The Sixth Circuit determined that the County initially had participated in an “interactive process” with Keith, compiling a list of ways in which he could be successfully accommodated in the lifeguard position. However, the County ultimately withdrew the employment offer after it consulted with Ellis & Associates, who based its advice on non-specific assumptions and generalizations regarding hearing-impaired individuals. The court held that fact-based questions existed that were sufficient to reverse the lower court’s dismissal of the case and send it back to that court for a trial by jury.

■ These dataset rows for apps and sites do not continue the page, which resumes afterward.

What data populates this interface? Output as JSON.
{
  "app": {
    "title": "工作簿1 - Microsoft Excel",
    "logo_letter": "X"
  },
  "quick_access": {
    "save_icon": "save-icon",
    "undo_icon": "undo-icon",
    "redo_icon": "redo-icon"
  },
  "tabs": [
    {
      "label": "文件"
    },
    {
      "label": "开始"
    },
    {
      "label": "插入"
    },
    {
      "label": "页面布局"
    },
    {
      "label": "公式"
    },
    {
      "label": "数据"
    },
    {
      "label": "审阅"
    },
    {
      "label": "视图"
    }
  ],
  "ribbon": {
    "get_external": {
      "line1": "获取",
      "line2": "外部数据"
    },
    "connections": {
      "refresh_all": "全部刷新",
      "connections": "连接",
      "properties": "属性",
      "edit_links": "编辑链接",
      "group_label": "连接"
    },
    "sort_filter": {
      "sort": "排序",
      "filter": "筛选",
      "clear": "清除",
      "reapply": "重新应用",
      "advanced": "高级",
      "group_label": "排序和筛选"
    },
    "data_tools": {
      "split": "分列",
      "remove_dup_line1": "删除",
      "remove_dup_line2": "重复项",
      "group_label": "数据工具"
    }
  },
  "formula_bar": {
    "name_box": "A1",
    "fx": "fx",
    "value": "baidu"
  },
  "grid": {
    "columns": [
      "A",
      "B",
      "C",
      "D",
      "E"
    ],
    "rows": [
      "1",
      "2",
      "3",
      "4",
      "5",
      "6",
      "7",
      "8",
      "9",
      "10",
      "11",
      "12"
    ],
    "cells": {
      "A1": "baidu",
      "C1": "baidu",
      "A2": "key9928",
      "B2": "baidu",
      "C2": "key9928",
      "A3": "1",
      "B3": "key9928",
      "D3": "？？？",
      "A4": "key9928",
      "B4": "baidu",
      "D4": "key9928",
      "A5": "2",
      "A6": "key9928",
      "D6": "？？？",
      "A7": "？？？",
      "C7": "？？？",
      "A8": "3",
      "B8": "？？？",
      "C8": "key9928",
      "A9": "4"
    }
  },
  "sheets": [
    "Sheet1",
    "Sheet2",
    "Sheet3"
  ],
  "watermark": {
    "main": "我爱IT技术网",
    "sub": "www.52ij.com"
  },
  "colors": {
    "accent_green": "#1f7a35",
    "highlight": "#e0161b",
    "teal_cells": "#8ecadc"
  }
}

In assessing the sufficiency of the County’s participation in the required interactive process, the court made a statement that should get the attention of any employer who is involved in determining the reasonableness of an employee or applicant’s requested accommodation: “Because it strikes us as incongruent with the underlying objective of the ADA for an employer to make an individualized inquiry only to defer to the opinions and advice of those who have not, we direct the district court to consider [the question of why the County rejected Keith’s requested accommodation] on remand.” In other words, the County’s deference to its consultant’s opinion on the issue of how to accommodate Keith may vitiate the County’s compliance with the ADA’s requirement regarding the interactive process. Based on that statement, any employer relying on input from a third party to assess the reasonableness of accommodations requested by an employee or applicant should determine whether the input was obtained from an individualized assessment or was simply based upon assumptions and non-specific information. Without an individualized review by the consultant, the employer could lose the benefit of its own initial participation in the required interactive process.